What Is Reactive Attachment Disorder Fleeing for Safety Goodbye SunshineTo Be a Mother of a Young Child with Reactive Attachment DisorderFrom the Mother of a Bully What NOT to Do with a RAD ChildHow to Discipline a Child with Reactive Attachment Disorder Must Have Safety Resources When Parenting a Child with Reactive Attachment DisorderThe Realities of Reactive Attachment Disorder and Mental Health Therapy

I Hate My RAD Child


  1. YES! Knowing these thoughts are normal and not at all true is super helpful to people struggling!

  2. Dear Renae and family, this was touching, beautiful and real!!!! Thank you for sharing, thank you for being honest and voicing the challenges we face as parents and familymembers living with these troublesome feelings, which do - in even the most stable adult, occur when feeling under pressure, emotionally and/or physically. I can only support your approach in nourishing understanding and compassion for oneself and for each other as the way to return to love and acceptance, wishing you a beautiful day, enjoy your children and the gifts they offer you - and continue to be kind to yourself :)

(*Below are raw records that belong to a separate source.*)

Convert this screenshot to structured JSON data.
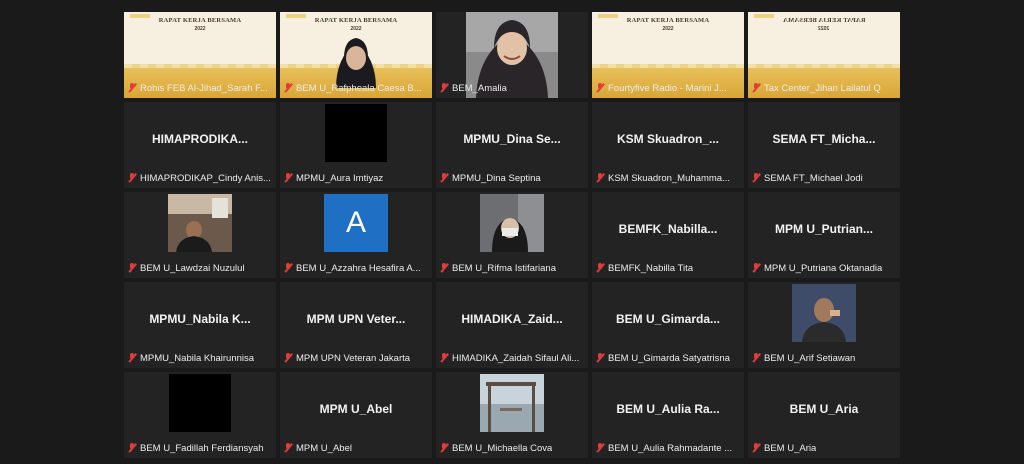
{
  "tiles": [
    {
      "type": "slide",
      "label": "Rohis FEB Al-Jihad_Sarah F...",
      "banner": "RAPAT KERJA BERSAMA",
      "year": "2022"
    },
    {
      "type": "slide-person",
      "label": "BEM U_Rafpheala Caesa B...",
      "banner": "RAPAT KERJA BERSAMA",
      "year": "2022"
    },
    {
      "type": "camera",
      "label": "BEM_Amalia"
    },
    {
      "type": "slide",
      "label": "Fourtyfive Radio - Marini J...",
      "banner": "RAPAT KERJA BERSAMA",
      "year": "2022"
    },
    {
      "type": "slide-mirror",
      "label": "Tax Center_Jihan Lailatul Q",
      "banner": "RAPAT KERJA BERSAMA",
      "year": "2022"
    },
    {
      "type": "name",
      "display": "HIMAPRODIKA...",
      "label": "HIMAPRODIKAP_Cindy Anis..."
    },
    {
      "type": "black",
      "label": "MPMU_Aura Imtiyaz"
    },
    {
      "type": "name",
      "display": "MPMU_Dina  Se...",
      "label": "MPMU_Dina Septina"
    },
    {
      "type": "name",
      "display": "KSM  Skuadron_...",
      "label": "KSM Skuadron_Muhamma..."
    },
    {
      "type": "name",
      "display": "SEMA  FT_Micha...",
      "label": "SEMA FT_Michael Jodi"
    },
    {
      "type": "video",
      "label": "BEM U_Lawdzai Nuzulul"
    },
    {
      "type": "avatar",
      "letter": "A",
      "label": "BEM U_Azzahra Hesafira A..."
    },
    {
      "type": "video",
      "label": "BEM U_Rifma Istifariana"
    },
    {
      "type": "name",
      "display": "BEMFK_Nabilla...",
      "label": "BEMFK_Nabilla Tita"
    },
    {
      "type": "name",
      "display": "MPM  U_Putrian...",
      "label": "MPM U_Putriana Oktanadia"
    },
    {
      "type": "name",
      "display": "MPMU_Nabila  K...",
      "label": "MPMU_Nabila Khairunnisa"
    },
    {
      "type": "name",
      "display": "MPM  UPN  Veter...",
      "label": "MPM UPN Veteran Jakarta"
    },
    {
      "type": "name",
      "display": "HIMADIKA_Zaid...",
      "label": "HIMADIKA_Zaidah Sifaul Ali..."
    },
    {
      "type": "name",
      "display": "BEM  U_Gimarda...",
      "label": "BEM U_Gimarda Satyatrisna"
    },
    {
      "type": "video",
      "label": "BEM U_Arif Setiawan"
    },
    {
      "type": "black",
      "label": "BEM U_Fadillah Ferdiansyah"
    },
    {
      "type": "name",
      "display": "MPM U_Abel",
      "label": "MPM U_Abel"
    },
    {
      "type": "video",
      "label": "BEM U_Michaella Cova"
    },
    {
      "type": "name",
      "display": "BEM  U_Aulia  Ra...",
      "label": "BEM U_Aulia Rahmadante ..."
    },
    {
      "type": "name",
      "display": "BEM U_Aria",
      "label": "BEM U_Aria"
    }
  ],
  "colors": {
    "muted": "#e23b3b",
    "background": "#1a1a1a",
    "tile": "#232323"
  }
}
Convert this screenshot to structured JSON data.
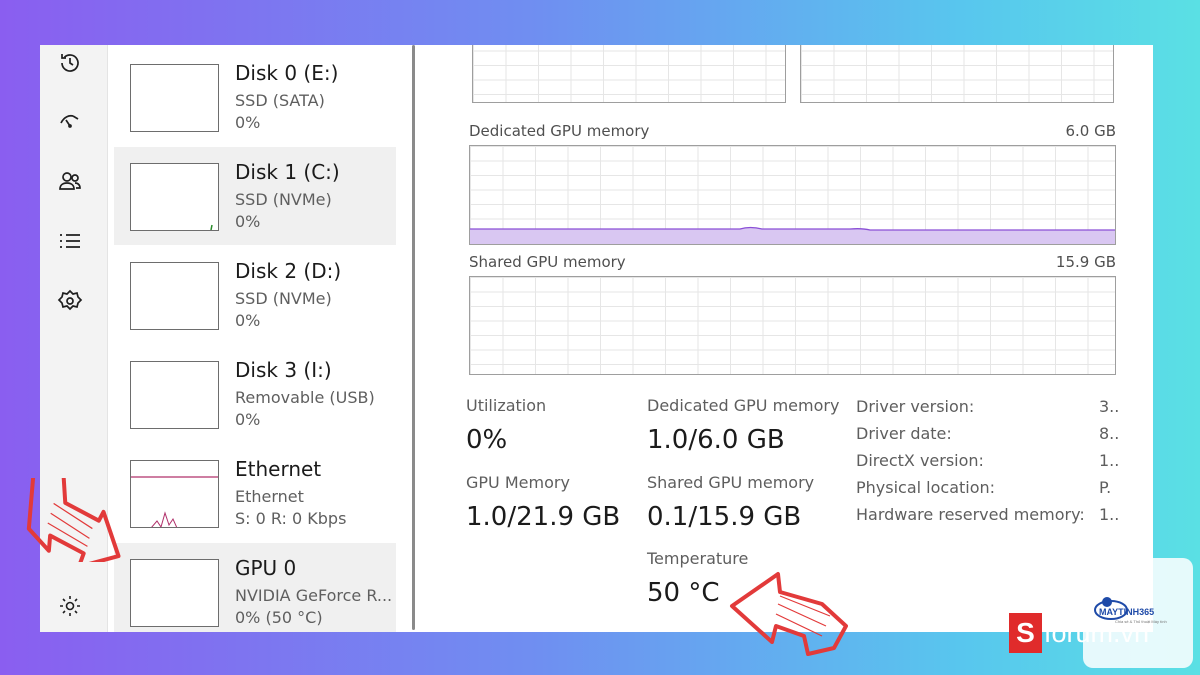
{
  "devices": [
    {
      "name": "Disk 0 (E:)",
      "sub": "SSD (SATA)",
      "value": "0%"
    },
    {
      "name": "Disk 1 (C:)",
      "sub": "SSD (NVMe)",
      "value": "0%"
    },
    {
      "name": "Disk 2 (D:)",
      "sub": "SSD (NVMe)",
      "value": "0%"
    },
    {
      "name": "Disk 3 (I:)",
      "sub": "Removable (USB)",
      "value": "0%"
    },
    {
      "name": "Ethernet",
      "sub": "Ethernet",
      "value": "S: 0 R: 0 Kbps"
    },
    {
      "name": "GPU 0",
      "sub": "NVIDIA GeForce R...",
      "value": "0% (50 °C)"
    }
  ],
  "graphs": {
    "dedicated": {
      "label": "Dedicated GPU memory",
      "max": "6.0 GB"
    },
    "shared": {
      "label": "Shared GPU memory",
      "max": "15.9 GB"
    }
  },
  "stats": {
    "utilization": {
      "label": "Utilization",
      "value": "0%"
    },
    "dedicated": {
      "label": "Dedicated GPU memory",
      "value": "1.0/6.0 GB"
    },
    "gpu_memory": {
      "label": "GPU Memory",
      "value": "1.0/21.9 GB"
    },
    "shared": {
      "label": "Shared GPU memory",
      "value": "0.1/15.9 GB"
    },
    "temperature": {
      "label": "Temperature",
      "value": "50 °C"
    }
  },
  "info": [
    {
      "label": "Driver version:",
      "value": "3.."
    },
    {
      "label": "Driver date:",
      "value": "8.."
    },
    {
      "label": "DirectX version:",
      "value": "1.."
    },
    {
      "label": "Physical location:",
      "value": "P."
    },
    {
      "label": "Hardware reserved memory:",
      "value": "1.."
    }
  ],
  "rail_icons": [
    "history-icon",
    "startup-apps-icon",
    "users-icon",
    "details-icon",
    "services-icon",
    "settings-icon"
  ],
  "watermarks": {
    "forum": "forum.vn",
    "forum_s": "S",
    "logo_brand": "MAYTINH365",
    "logo_tag": "Chia sẻ & Thủ thuật Máy tính"
  },
  "colors": {
    "arrow": "#e23a3a",
    "memory_fill": "#d9c7f2",
    "memory_line": "#8a4fd6",
    "ethernet_line": "#b0306a"
  }
}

  3. I am in tears because this is how I feel AND finally written in a way CPS and "normal" parents could slightly comprehend what we are going through.